** PROBLEM TO SOLVE **
Word for word, copy each record that comes after this.

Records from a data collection
───

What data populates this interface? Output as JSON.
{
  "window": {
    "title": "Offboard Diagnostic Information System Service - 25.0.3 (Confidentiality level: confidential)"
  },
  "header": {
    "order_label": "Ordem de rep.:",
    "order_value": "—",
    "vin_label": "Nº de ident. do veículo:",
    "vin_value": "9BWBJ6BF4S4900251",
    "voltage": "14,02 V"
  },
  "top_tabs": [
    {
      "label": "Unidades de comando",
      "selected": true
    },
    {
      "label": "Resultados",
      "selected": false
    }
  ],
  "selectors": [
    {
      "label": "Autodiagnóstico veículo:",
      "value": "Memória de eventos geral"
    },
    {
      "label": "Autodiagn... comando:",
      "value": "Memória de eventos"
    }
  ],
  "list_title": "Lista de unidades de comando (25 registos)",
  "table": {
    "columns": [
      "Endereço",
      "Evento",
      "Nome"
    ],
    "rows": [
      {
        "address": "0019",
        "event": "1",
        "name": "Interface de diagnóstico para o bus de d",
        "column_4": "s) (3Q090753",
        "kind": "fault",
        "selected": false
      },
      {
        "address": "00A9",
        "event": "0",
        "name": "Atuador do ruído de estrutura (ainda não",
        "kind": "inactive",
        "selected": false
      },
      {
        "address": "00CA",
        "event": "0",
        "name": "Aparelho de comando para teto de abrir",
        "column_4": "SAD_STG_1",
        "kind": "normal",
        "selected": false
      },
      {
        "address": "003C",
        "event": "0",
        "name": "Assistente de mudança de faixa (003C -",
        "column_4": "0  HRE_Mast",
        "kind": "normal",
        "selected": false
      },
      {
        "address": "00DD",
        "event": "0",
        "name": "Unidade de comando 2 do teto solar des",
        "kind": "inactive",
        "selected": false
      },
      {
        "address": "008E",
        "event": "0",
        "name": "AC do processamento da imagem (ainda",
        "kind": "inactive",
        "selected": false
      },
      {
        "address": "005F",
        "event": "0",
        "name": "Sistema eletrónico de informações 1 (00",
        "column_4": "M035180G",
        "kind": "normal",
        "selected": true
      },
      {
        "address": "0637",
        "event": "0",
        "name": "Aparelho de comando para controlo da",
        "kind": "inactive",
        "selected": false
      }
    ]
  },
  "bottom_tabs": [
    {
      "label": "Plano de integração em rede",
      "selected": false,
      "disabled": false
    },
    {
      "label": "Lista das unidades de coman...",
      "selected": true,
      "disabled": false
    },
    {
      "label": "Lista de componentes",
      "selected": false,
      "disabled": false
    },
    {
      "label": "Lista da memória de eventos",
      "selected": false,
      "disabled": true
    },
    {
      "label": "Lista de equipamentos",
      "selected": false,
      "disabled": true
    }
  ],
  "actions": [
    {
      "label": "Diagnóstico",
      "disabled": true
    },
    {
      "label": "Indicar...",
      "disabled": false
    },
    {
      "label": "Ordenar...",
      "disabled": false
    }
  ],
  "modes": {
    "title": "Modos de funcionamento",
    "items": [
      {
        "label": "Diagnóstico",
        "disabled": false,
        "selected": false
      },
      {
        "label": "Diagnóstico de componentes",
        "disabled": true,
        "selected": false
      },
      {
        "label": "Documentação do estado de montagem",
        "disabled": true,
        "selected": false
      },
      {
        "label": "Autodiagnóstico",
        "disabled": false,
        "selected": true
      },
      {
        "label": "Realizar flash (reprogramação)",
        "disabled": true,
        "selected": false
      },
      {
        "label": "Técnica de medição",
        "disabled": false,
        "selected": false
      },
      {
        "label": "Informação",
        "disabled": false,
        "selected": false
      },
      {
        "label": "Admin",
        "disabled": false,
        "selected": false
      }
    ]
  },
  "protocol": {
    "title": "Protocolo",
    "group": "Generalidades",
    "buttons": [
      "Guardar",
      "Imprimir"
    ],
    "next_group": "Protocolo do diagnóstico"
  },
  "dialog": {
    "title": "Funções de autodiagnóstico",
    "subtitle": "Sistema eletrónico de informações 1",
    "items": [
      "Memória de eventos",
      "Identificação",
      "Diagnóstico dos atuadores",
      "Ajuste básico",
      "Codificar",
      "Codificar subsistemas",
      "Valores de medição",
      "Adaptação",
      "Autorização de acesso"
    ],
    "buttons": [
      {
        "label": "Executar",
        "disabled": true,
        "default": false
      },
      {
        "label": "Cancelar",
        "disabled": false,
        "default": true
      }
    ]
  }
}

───

** RESPONSE TO THE EXERCISE **
What data populates this interface? Output as JSON.
{
  "window": {
    "title": "Offboard Diagnostic Information System Service - 25.0.3 (Confidentiality level: confidential)"
  },
  "header": {
    "order_label": "Ordem de rep.:",
    "order_value": "—",
    "vin_label": "Nº de ident. do veículo:",
    "vin_value": "9BWBJ6BF4S4900251",
    "voltage": "14,02 V"
  },
  "top_tabs": [
    {
      "label": "Unidades de comando",
      "selected": true
    },
    {
      "label": "Resultados",
      "selected": false
    }
  ],
  "selectors": [
    {
      "label": "Autodiagnóstico veículo:",
      "value": "Memória de eventos geral"
    },
    {
      "label": "Autodiagn... comando:",
      "value": "Memória de eventos"
    }
  ],
  "list_title": "Lista de unidades de comando (25 registos)",
  "table": {
    "columns": [
      "Endereço",
      "Evento",
      "Nome"
    ],
    "rows": [
      {
        "address": "0019",
        "event": "1",
        "name": "Interface de diagnóstico para o bus de d",
        "column_4": "s) (3Q090753",
        "kind": "fault",
        "selected": false
      },
      {
        "address": "00A9",
        "event": "0",
        "name": "Atuador do ruído de estrutura (ainda não",
        "kind": "inactive",
        "selected": false
      },
      {
        "address": "00CA",
        "event": "0",
        "name": "Aparelho de comando para teto de abrir",
        "column_4": "SAD_STG_1",
        "kind": "normal",
        "selected": false
      },
      {
        "address": "003C",
        "event": "0",
        "name": "Assistente de mudança de faixa (003C -",
        "column_4": "0  HRE_Mast",
        "kind": "normal",
        "selected": false
      },
      {
        "address": "00DD",
        "event": "0",
        "name": "Unidade de comando 2 do teto solar des",
        "kind": "inactive",
        "selected": false
      },
      {
        "address": "008E",
        "event": "0",
        "name": "AC do processamento da imagem (ainda",
        "kind": "inactive",
        "selected": false
      },
      {
        "address": "005F",
        "event": "0",
        "name": "Sistema eletrónico de informações 1 (00",
        "column_4": "M035180G",
        "kind": "normal",
        "selected": true
      },
      {
        "address": "0637",
        "event": "0",
        "name": "Aparelho de comando para controlo da",
        "kind": "inactive",
        "selected": false
      }
    ]
  },
  "bottom_tabs": [
    {
      "label": "Plano de integração em rede",
      "selected": false,
      "disabled": false
    },
    {
      "label": "Lista das unidades de coman...",
      "selected": true,
      "disabled": false
    },
    {
      "label": "Lista de componentes",
      "selected": false,
      "disabled": false
    },
    {
      "label": "Lista da memória de eventos",
      "selected": false,
      "disabled": true
    },
    {
      "label": "Lista de equipamentos",
      "selected": false,
      "disabled": true
    }
  ],
  "actions": [
    {
      "label": "Diagnóstico",
      "disabled": true
    },
    {
      "label": "Indicar...",
      "disabled": false
    },
    {
      "label": "Ordenar...",
      "disabled": false
    }
  ],
  "modes": {
    "title": "Modos de funcionamento",
    "items": [
      {
        "label": "Diagnóstico",
        "disabled": false,
        "selected": false
      },
      {
        "label": "Diagnóstico de componentes",
        "disabled": true,
        "selected": false
      },
      {
        "label": "Documentação do estado de montagem",
        "disabled": true,
        "selected": false
      },
      {
        "label": "Autodiagnóstico",
        "disabled": false,
        "selected": true
      },
      {
        "label": "Realizar flash (reprogramação)",
        "disabled": true,
        "selected": false
      },
      {
        "label": "Técnica de medição",
        "disabled": false,
        "selected": false
      },
      {
        "label": "Informação",
        "disabled": false,
        "selected": false
      },
      {
        "label": "Admin",
        "disabled": false,
        "selected": false
      }
    ]
  },
  "protocol": {
    "title": "Protocolo",
    "group": "Generalidades",
    "buttons": [
      "Guardar",
      "Imprimir"
    ],
    "next_group": "Protocolo do diagnóstico"
  },
  "dialog": {
    "title": "Funções de autodiagnóstico",
    "subtitle": "Sistema eletrónico de informações 1",
    "items": [
      "Memória de eventos",
      "Identificação",
      "Diagnóstico dos atuadores",
      "Ajuste básico",
      "Codificar",
      "Codificar subsistemas",
      "Valores de medição",
      "Adaptação",
      "Autorização de acesso"
    ],
    "buttons": [
      {
        "label": "Executar",
        "disabled": true,
        "default": false
      },
      {
        "label": "Cancelar",
        "disabled": false,
        "default": true
      }
    ]
  }
}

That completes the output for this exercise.